The answer to the above questions lies within the anatomy of our inner ear. The hearing and balance organs are both housed in the inner ear. The cochlea is necessary for hearing and the semicircular canals are part of our balance system.

There are multiple disorders that can cause disruptions in our hearing and balance. The type and configuration of hearing loss can help our providers better diagnose your dizziness. Meniere’s disease is one example of a disorder that is defined by the dizziness you are experiencing and the type of hearing loss that you may have. A patient with Meniere’s disease can experience dizziness for 30 minutes to multiple hours and have fluctuations in their hearing accompanied by a roaring tinnitus. Semi-circular Canal Dehiscence is another disorder that can be accompanied with hearing loss.
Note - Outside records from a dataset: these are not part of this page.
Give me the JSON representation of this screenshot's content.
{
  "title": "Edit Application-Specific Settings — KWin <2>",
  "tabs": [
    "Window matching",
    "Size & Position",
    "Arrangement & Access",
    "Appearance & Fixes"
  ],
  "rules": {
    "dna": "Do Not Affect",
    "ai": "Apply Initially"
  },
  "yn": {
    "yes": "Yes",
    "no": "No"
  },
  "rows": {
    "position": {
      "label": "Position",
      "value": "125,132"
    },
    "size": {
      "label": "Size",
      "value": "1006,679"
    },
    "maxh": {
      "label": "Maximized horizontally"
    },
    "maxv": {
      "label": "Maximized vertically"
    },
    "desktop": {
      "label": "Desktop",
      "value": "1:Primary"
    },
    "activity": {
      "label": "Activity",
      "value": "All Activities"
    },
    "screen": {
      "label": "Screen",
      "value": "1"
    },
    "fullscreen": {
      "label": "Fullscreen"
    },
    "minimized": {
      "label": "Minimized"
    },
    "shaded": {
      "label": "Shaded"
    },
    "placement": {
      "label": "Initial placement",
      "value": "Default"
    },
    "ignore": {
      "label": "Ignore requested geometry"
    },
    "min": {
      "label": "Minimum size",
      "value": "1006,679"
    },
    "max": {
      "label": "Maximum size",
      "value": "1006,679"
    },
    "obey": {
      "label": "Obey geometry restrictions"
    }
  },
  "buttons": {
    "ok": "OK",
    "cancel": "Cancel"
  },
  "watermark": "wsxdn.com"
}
A patient with SCCD may have a slight conductive component present on the audiogram even though they may not perceive a hearing deficit.

Jacksonville Hearing and Balance provides a comprehensive evaluation to help diagnose and treat your hearing loss and/or dizziness. For questions or to schedule an evaluation, you can reach us at (904)351-1904.
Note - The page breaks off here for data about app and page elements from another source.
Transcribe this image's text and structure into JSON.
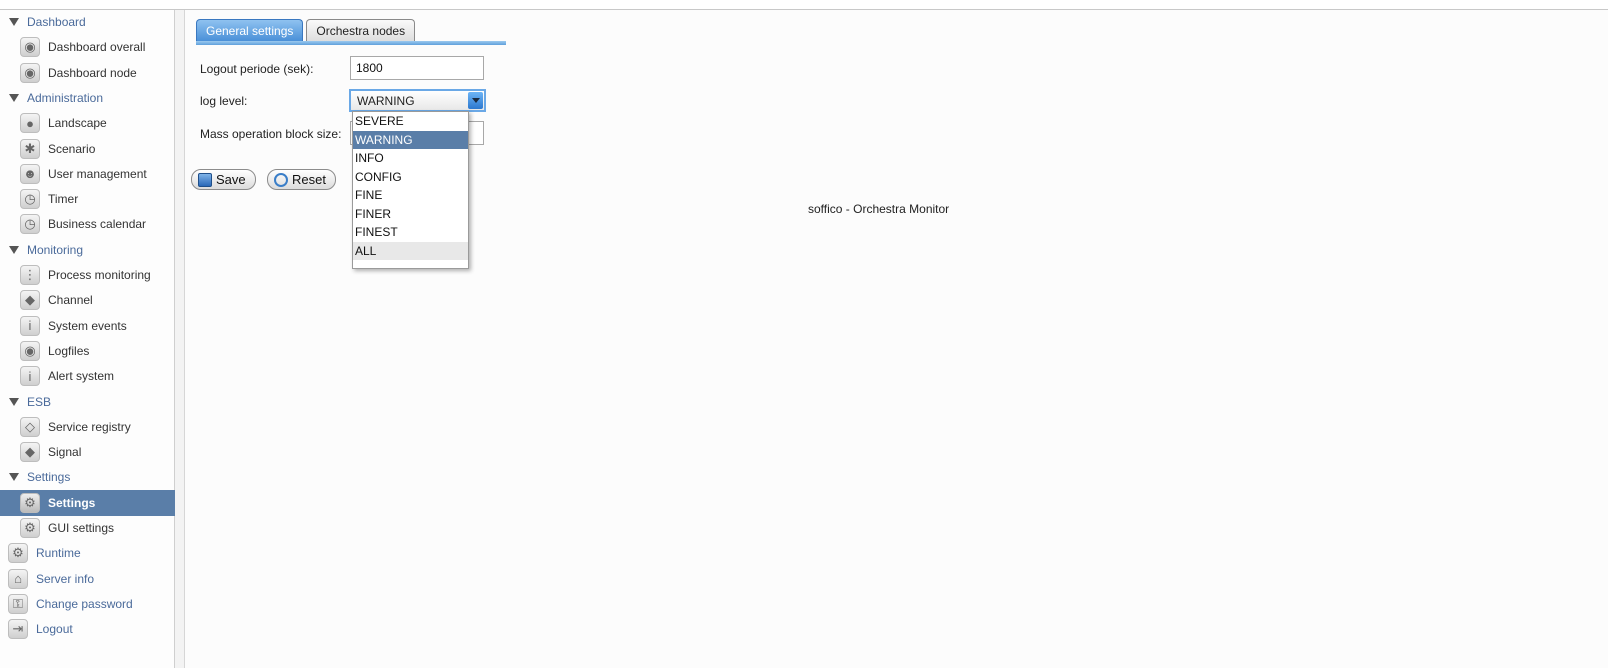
{
  "sidebar": {
    "sections": [
      {
        "label": "Dashboard",
        "items": [
          {
            "label": "Dashboard overall",
            "icon": "dashboard-icon"
          },
          {
            "label": "Dashboard node",
            "icon": "dashboard-icon"
          }
        ]
      },
      {
        "label": "Administration",
        "items": [
          {
            "label": "Landscape",
            "icon": "globe-icon"
          },
          {
            "label": "Scenario",
            "icon": "scenario-icon"
          },
          {
            "label": "User management",
            "icon": "user-icon"
          },
          {
            "label": "Timer",
            "icon": "clock-icon"
          },
          {
            "label": "Business calendar",
            "icon": "clock-icon"
          }
        ]
      },
      {
        "label": "Monitoring",
        "items": [
          {
            "label": "Process monitoring",
            "icon": "process-icon"
          },
          {
            "label": "Channel",
            "icon": "channel-icon"
          },
          {
            "label": "System events",
            "icon": "info-icon"
          },
          {
            "label": "Logfiles",
            "icon": "logfile-icon"
          },
          {
            "label": "Alert system",
            "icon": "info-icon"
          }
        ]
      },
      {
        "label": "ESB",
        "items": [
          {
            "label": "Service registry",
            "icon": "registry-icon"
          },
          {
            "label": "Signal",
            "icon": "signal-icon"
          }
        ]
      },
      {
        "label": "Settings",
        "items": [
          {
            "label": "Settings",
            "icon": "gears-icon",
            "active": true
          },
          {
            "label": "GUI settings",
            "icon": "gears-icon"
          }
        ]
      }
    ],
    "roots": [
      {
        "label": "Runtime",
        "icon": "runtime-icon"
      },
      {
        "label": "Server info",
        "icon": "server-icon"
      },
      {
        "label": "Change password",
        "icon": "key-icon"
      },
      {
        "label": "Logout",
        "icon": "logout-icon"
      }
    ]
  },
  "tabs": [
    {
      "label": "General settings",
      "active": true
    },
    {
      "label": "Orchestra nodes",
      "active": false
    }
  ],
  "form": {
    "logout_label": "Logout periode (sek):",
    "logout_value": "1800",
    "loglevel_label": "log level:",
    "loglevel_value": "WARNING",
    "mass_label": "Mass operation block size:",
    "mass_value": ""
  },
  "dropdown_options": [
    "SEVERE",
    "WARNING",
    "INFO",
    "CONFIG",
    "FINE",
    "FINER",
    "FINEST",
    "ALL"
  ],
  "buttons": {
    "save": "Save",
    "reset": "Reset"
  },
  "footer": "soffico - Orchestra Monitor"
}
I Can Hear My Family, But I Can’t Understand

Hear for the Holidays

As the holidays draw near you may find yourself concerned with your ability to hear family and friends at holiday parties and gatherings. Many people often report that they can hear the conversation around them but can’t understand what people are saying or they state that people often mumble. This may be especially true in a crowded restaurant or room.

If this situation sounds familiar you may have a hearing loss in one or both ears. A type of hearing loss often seen in older adults is known as ‘presbycusis’. Presbycusis describes a pattern of hearing loss that manifests in the high pitch range. This means low pitched sounds (men’s voices etc) are easy to hear but high pitched sounds (women and childrens’ voices, birds, etc) are much more difficult to hear.

Speech is comprised of many different sounds and they all need to be heard well in order to understand conversation clearly. Low pitched speech sounds, such as vowels, bring the volume or the “power” to speech. High pitched sounds, such as consonants, provide the clarity to speech. In the case of presbycusis, an individual can hear the low pitched vowels but are unable to distinguish the high pitch consonants which results in being able to hear that someone is talking but not being able to understand what they are saying. In addition, listening in a noisy environment such as a party or crowded restaurant can be difficult, stressful and exhausting. The volume of the background noise often “washes over” the soft high pitched consonants making them even more difficult to hear. Also, when a hearing loss is present the brain has a harder time teasing out a speech signal from the unwanted background noise.

If you find yourself struggling to hear loves ones this holiday season call 904-399-0350 to schedule an appointment for a comprehensive hearing evaluation with an audiologist. You will be able to learn more about your hearing and the steps you can take to communicate more easily with friends and family.